What you are asked to do>
Line by line, repeat all the material exactly as it appears.

--- START ---

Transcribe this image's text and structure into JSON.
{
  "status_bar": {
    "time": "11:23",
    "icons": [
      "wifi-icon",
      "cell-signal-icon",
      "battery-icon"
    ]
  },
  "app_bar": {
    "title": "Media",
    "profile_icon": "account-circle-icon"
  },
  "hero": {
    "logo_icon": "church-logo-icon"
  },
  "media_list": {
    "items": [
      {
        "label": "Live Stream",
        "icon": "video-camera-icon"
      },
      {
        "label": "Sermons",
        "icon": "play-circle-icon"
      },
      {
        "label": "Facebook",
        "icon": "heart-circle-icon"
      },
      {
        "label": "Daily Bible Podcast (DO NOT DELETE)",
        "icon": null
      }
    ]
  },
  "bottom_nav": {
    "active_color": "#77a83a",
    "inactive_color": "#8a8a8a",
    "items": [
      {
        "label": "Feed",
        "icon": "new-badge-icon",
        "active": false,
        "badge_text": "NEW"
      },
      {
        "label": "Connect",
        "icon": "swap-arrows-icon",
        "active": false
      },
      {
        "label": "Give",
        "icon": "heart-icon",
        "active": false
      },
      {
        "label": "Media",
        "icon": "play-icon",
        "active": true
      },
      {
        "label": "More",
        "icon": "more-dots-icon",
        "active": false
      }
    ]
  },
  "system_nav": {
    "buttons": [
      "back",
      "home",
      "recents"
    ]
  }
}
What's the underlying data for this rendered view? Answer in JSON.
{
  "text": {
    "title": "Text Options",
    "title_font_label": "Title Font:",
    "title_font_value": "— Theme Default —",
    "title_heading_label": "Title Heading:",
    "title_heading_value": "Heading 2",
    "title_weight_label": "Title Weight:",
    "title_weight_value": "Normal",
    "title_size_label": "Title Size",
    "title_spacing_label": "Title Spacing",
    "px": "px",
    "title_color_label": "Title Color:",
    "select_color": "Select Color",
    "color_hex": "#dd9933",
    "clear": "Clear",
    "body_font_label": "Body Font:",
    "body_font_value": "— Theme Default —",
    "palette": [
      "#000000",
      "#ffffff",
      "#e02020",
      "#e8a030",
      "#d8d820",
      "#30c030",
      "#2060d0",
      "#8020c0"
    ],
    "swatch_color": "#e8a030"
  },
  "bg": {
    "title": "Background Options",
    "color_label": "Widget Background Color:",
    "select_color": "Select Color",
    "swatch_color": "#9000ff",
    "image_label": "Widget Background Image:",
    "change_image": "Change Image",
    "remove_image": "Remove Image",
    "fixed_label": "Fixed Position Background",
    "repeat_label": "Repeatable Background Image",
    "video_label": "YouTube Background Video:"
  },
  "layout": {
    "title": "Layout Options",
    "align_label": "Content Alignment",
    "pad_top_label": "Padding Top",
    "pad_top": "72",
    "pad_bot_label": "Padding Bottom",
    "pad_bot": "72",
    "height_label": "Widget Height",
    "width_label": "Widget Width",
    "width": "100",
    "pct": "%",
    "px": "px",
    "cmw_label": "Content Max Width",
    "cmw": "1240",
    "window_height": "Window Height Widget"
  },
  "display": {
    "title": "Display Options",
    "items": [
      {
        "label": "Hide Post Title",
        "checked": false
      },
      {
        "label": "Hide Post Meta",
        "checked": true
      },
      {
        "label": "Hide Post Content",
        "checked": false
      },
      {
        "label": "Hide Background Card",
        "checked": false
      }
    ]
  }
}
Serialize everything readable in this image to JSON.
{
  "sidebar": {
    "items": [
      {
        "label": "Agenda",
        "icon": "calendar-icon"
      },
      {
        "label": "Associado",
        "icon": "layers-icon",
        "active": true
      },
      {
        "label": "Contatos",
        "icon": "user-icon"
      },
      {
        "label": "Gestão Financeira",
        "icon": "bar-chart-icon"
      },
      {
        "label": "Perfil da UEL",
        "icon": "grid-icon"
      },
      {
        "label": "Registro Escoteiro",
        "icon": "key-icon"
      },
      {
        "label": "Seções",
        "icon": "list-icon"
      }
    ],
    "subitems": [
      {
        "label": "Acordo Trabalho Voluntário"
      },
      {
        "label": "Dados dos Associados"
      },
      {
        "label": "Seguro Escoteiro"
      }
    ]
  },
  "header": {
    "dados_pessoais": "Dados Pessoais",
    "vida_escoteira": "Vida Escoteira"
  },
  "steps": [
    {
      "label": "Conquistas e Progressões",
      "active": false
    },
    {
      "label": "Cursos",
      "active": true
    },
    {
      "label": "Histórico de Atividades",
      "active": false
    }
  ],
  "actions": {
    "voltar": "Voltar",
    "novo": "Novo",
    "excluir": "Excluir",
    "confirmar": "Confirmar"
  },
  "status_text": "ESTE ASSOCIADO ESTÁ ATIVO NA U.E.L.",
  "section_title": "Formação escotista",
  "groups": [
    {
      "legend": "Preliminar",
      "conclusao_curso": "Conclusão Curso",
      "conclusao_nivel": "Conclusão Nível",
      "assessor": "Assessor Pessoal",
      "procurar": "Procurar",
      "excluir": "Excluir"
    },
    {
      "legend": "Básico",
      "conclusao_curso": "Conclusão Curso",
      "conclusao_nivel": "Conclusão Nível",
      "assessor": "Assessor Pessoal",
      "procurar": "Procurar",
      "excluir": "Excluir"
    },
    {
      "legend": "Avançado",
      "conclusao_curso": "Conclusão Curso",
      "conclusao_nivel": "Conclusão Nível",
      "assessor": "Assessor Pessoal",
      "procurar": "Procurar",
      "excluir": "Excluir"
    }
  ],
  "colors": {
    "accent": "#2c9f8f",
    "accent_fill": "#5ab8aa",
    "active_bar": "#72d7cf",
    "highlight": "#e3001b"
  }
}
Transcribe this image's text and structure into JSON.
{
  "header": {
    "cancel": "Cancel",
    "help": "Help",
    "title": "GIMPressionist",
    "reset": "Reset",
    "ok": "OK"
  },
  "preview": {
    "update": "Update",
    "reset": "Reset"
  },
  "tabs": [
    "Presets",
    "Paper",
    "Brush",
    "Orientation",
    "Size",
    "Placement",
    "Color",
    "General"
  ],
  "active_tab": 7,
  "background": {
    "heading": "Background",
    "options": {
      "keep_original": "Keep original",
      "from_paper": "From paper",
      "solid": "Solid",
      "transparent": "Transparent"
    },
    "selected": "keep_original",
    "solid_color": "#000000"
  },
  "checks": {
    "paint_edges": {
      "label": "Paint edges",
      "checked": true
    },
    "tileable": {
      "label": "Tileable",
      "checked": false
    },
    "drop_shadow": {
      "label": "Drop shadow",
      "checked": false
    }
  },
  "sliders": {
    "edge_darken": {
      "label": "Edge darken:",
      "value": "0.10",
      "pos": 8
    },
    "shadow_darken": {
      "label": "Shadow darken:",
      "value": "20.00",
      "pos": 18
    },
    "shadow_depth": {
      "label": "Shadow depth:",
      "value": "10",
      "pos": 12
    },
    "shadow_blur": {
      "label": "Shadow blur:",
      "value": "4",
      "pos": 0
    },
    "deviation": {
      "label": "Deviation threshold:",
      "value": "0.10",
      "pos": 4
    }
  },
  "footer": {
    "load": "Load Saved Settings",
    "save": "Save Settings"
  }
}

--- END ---

Completed task>
Transcribe this image's text and structure into JSON.
{
  "status_bar": {
    "time": "11:23",
    "icons": [
      "wifi-icon",
      "cell-signal-icon",
      "battery-icon"
    ]
  },
  "app_bar": {
    "title": "Media",
    "profile_icon": "account-circle-icon"
  },
  "hero": {
    "logo_icon": "church-logo-icon"
  },
  "media_list": {
    "items": [
      {
        "label": "Live Stream",
        "icon": "video-camera-icon"
      },
      {
        "label": "Sermons",
        "icon": "play-circle-icon"
      },
      {
        "label": "Facebook",
        "icon": "heart-circle-icon"
      },
      {
        "label": "Daily Bible Podcast (DO NOT DELETE)",
        "icon": null
      }
    ]
  },
  "bottom_nav": {
    "active_color": "#77a83a",
    "inactive_color": "#8a8a8a",
    "items": [
      {
        "label": "Feed",
        "icon": "new-badge-icon",
        "active": false,
        "badge_text": "NEW"
      },
      {
        "label": "Connect",
        "icon": "swap-arrows-icon",
        "active": false
      },
      {
        "label": "Give",
        "icon": "heart-icon",
        "active": false
      },
      {
        "label": "Media",
        "icon": "play-icon",
        "active": true
      },
      {
        "label": "More",
        "icon": "more-dots-icon",
        "active": false
      }
    ]
  },
  "system_nav": {
    "buttons": [
      "back",
      "home",
      "recents"
    ]
  }
}
What's the underlying data for this rendered view? Answer in JSON.
{
  "text": {
    "title": "Text Options",
    "title_font_label": "Title Font:",
    "title_font_value": "— Theme Default —",
    "title_heading_label": "Title Heading:",
    "title_heading_value": "Heading 2",
    "title_weight_label": "Title Weight:",
    "title_weight_value": "Normal",
    "title_size_label": "Title Size",
    "title_spacing_label": "Title Spacing",
    "px": "px",
    "title_color_label": "Title Color:",
    "select_color": "Select Color",
    "color_hex": "#dd9933",
    "clear": "Clear",
    "body_font_label": "Body Font:",
    "body_font_value": "— Theme Default —",
    "palette": [
      "#000000",
      "#ffffff",
      "#e02020",
      "#e8a030",
      "#d8d820",
      "#30c030",
      "#2060d0",
      "#8020c0"
    ],
    "swatch_color": "#e8a030"
  },
  "bg": {
    "title": "Background Options",
    "color_label": "Widget Background Color:",
    "select_color": "Select Color",
    "swatch_color": "#9000ff",
    "image_label": "Widget Background Image:",
    "change_image": "Change Image",
    "remove_image": "Remove Image",
    "fixed_label": "Fixed Position Background",
    "repeat_label": "Repeatable Background Image",
    "video_label": "YouTube Background Video:"
  },
  "layout": {
    "title": "Layout Options",
    "align_label": "Content Alignment",
    "pad_top_label": "Padding Top",
    "pad_top": "72",
    "pad_bot_label": "Padding Bottom",
    "pad_bot": "72",
    "height_label": "Widget Height",
    "width_label": "Widget Width",
    "width": "100",
    "pct": "%",
    "px": "px",
    "cmw_label": "Content Max Width",
    "cmw": "1240",
    "window_height": "Window Height Widget"
  },
  "display": {
    "title": "Display Options",
    "items": [
      {
        "label": "Hide Post Title",
        "checked": false
      },
      {
        "label": "Hide Post Meta",
        "checked": true
      },
      {
        "label": "Hide Post Content",
        "checked": false
      },
      {
        "label": "Hide Background Card",
        "checked": false
      }
    ]
  }
}
Serialize everything readable in this image to JSON.
{
  "sidebar": {
    "items": [
      {
        "label": "Agenda",
        "icon": "calendar-icon"
      },
      {
        "label": "Associado",
        "icon": "layers-icon",
        "active": true
      },
      {
        "label": "Contatos",
        "icon": "user-icon"
      },
      {
        "label": "Gestão Financeira",
        "icon": "bar-chart-icon"
      },
      {
        "label": "Perfil da UEL",
        "icon": "grid-icon"
      },
      {
        "label": "Registro Escoteiro",
        "icon": "key-icon"
      },
      {
        "label": "Seções",
        "icon": "list-icon"
      }
    ],
    "subitems": [
      {
        "label": "Acordo Trabalho Voluntário"
      },
      {
        "label": "Dados dos Associados"
      },
      {
        "label": "Seguro Escoteiro"
      }
    ]
  },
  "header": {
    "dados_pessoais": "Dados Pessoais",
    "vida_escoteira": "Vida Escoteira"
  },
  "steps": [
    {
      "label": "Conquistas e Progressões",
      "active": false
    },
    {
      "label": "Cursos",
      "active": true
    },
    {
      "label": "Histórico de Atividades",
      "active": false
    }
  ],
  "actions": {
    "voltar": "Voltar",
    "novo": "Novo",
    "excluir": "Excluir",
    "confirmar": "Confirmar"
  },
  "status_text": "ESTE ASSOCIADO ESTÁ ATIVO NA U.E.L.",
  "section_title": "Formação escotista",
  "groups": [
    {
      "legend": "Preliminar",
      "conclusao_curso": "Conclusão Curso",
      "conclusao_nivel": "Conclusão Nível",
      "assessor": "Assessor Pessoal",
      "procurar": "Procurar",
      "excluir": "Excluir"
    },
    {
      "legend": "Básico",
      "conclusao_curso": "Conclusão Curso",
      "conclusao_nivel": "Conclusão Nível",
      "assessor": "Assessor Pessoal",
      "procurar": "Procurar",
      "excluir": "Excluir"
    },
    {
      "legend": "Avançado",
      "conclusao_curso": "Conclusão Curso",
      "conclusao_nivel": "Conclusão Nível",
      "assessor": "Assessor Pessoal",
      "procurar": "Procurar",
      "excluir": "Excluir"
    }
  ],
  "colors": {
    "accent": "#2c9f8f",
    "accent_fill": "#5ab8aa",
    "active_bar": "#72d7cf",
    "highlight": "#e3001b"
  }
}
Transcribe this image's text and structure into JSON.
{
  "header": {
    "cancel": "Cancel",
    "help": "Help",
    "title": "GIMPressionist",
    "reset": "Reset",
    "ok": "OK"
  },
  "preview": {
    "update": "Update",
    "reset": "Reset"
  },
  "tabs": [
    "Presets",
    "Paper",
    "Brush",
    "Orientation",
    "Size",
    "Placement",
    "Color",
    "General"
  ],
  "active_tab": 7,
  "background": {
    "heading": "Background",
    "options": {
      "keep_original": "Keep original",
      "from_paper": "From paper",
      "solid": "Solid",
      "transparent": "Transparent"
    },
    "selected": "keep_original",
    "solid_color": "#000000"
  },
  "checks": {
    "paint_edges": {
      "label": "Paint edges",
      "checked": true
    },
    "tileable": {
      "label": "Tileable",
      "checked": false
    },
    "drop_shadow": {
      "label": "Drop shadow",
      "checked": false
    }
  },
  "sliders": {
    "edge_darken": {
      "label": "Edge darken:",
      "value": "0.10",
      "pos": 8
    },
    "shadow_darken": {
      "label": "Shadow darken:",
      "value": "20.00",
      "pos": 18
    },
    "shadow_depth": {
      "label": "Shadow depth:",
      "value": "10",
      "pos": 12
    },
    "shadow_blur": {
      "label": "Shadow blur:",
      "value": "4",
      "pos": 0
    },
    "deviation": {
      "label": "Deviation threshold:",
      "value": "0.10",
      "pos": 4
    }
  },
  "footer": {
    "load": "Load Saved Settings",
    "save": "Save Settings"
  }
}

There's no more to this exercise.